Morning exercise is one of the most important routines of the program

While this program was only 8 days long, it is the culmination of over a year of hard work and dedication. The idea that spurred this initiative for change was the blatant over-representation of young men in the areas of unemployment and academic under-achievement. The need was obvious but the solution was less clear. Getting the young men to our campus was a simple solution but would most likely not have had the lasting positive impact that is crucial for real change. To foster this change, the program is designed to kick off a year-long mentorship program for each participant. During the year to come, the participants are going to be mentored by various members of our organization. The members of the Center for Sustainable Development have been pivotal in the initial success of this endeavor, lending not only their expertise but also their guidance and advice to each of these young men.

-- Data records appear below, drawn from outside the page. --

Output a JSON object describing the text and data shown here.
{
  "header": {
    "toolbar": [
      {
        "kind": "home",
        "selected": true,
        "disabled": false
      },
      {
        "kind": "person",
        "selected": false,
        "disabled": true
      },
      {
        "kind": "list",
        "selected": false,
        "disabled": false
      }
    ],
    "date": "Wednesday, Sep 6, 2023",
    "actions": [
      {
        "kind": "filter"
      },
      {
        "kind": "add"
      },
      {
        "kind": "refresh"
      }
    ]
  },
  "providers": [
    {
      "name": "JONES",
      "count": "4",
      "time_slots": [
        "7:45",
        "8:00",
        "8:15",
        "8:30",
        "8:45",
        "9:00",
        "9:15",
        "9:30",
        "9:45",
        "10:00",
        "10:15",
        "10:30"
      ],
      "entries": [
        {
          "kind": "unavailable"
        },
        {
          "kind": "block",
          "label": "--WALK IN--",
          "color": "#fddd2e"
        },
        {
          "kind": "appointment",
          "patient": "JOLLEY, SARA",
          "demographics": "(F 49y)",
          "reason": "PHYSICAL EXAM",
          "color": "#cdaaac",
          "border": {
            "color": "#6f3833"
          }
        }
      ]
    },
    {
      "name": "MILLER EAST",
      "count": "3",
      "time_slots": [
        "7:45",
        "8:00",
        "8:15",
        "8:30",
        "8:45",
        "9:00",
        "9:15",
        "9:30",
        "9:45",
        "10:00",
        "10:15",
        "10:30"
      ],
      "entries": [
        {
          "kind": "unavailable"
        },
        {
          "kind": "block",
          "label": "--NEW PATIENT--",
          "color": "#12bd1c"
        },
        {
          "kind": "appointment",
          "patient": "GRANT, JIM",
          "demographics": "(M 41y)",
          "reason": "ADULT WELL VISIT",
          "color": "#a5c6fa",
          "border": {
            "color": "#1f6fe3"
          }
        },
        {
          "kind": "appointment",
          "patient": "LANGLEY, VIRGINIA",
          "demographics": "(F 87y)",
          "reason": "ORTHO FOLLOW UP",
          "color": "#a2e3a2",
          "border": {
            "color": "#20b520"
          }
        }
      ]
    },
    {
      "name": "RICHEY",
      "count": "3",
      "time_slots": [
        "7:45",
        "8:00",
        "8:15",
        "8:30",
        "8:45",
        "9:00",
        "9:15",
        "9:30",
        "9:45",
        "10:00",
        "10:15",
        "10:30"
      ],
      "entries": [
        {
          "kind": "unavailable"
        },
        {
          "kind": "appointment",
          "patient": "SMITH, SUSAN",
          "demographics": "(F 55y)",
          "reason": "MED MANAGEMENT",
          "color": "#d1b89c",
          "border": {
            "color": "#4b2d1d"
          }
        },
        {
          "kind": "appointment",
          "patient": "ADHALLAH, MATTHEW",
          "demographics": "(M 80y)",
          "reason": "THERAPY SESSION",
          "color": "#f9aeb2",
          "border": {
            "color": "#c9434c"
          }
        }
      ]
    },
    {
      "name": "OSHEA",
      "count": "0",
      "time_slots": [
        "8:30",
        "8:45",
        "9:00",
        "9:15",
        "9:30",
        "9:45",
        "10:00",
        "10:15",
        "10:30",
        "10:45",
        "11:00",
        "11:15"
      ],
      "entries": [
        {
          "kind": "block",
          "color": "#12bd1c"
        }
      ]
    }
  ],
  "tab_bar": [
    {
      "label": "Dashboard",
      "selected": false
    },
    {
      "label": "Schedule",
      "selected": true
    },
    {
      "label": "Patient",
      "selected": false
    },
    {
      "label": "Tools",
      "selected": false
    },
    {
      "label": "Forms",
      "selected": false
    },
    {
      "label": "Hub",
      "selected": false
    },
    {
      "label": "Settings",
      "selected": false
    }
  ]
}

This continued relationship is what is going to make the lasting change.

The woodshop is part of the Center for Sustainable Development, which is one of the locations on campus where participants are mentored.

The 8 day program was just the first step towards a brighter future. There is a long road ahead but we are committed to making a difference.

Stan Burnside and Will Simmons at camp on the Island School's campus

Goggles or Sneakers? It's Track Time by Christian McIntosh

When people think of Island School they usually think of the sustainability, kayak trips and maybe even lightning position, but rarely do we think of the run and swim tracks that accompany our daily routine. The six o'clock wake up time may be brutal but once we are out the door the energy of the morning sun soon energizes the faces around morning circle. However, the real fun starts after circle when we go off into our chosen tracks to either run or swim.Christian1

Run starts off with a little warm up around the horseshoe: generally a light jog dotted with stretches for the running muscles. Then we often head off of campus for the two miles to High Rock across the Cape. The path is a snake of concrete road which has even more potholes than the average Bahamian road. The run can seem endless with a false sense of hope, encountering decoy turn-offs to High Rock around every corner. Almost as soon as we complete the journey there, we’ll then turn around for the two mile return trip back to campus where the flagpole finish line greets us with a familiar feeling of satisfaction.

Similar to run track, swim track starts off with some stretching before their early morning plunge into the ocean. Now that it’s the third week of tracks, our classmates are now up to a mile-long, “Pole Swim” from Boathouse Cut to the Marina pole, usually they are given twenty minutes to swim there and 20 minutes to swim back. Much of the time swimmers encounter a current that can either make you feel like Michael Phelps or like you are actually swimming backwards, depending on the tide.

Both tracks show great energy and focus for their respective goals--to run thirteen miles for run track or swim four miles for swim track. What may have seemed like an impossible task in the beginning is slowly becoming possible with hard work and dedication, just two of the many qualities The Island School will instill in each student over the course of the semester.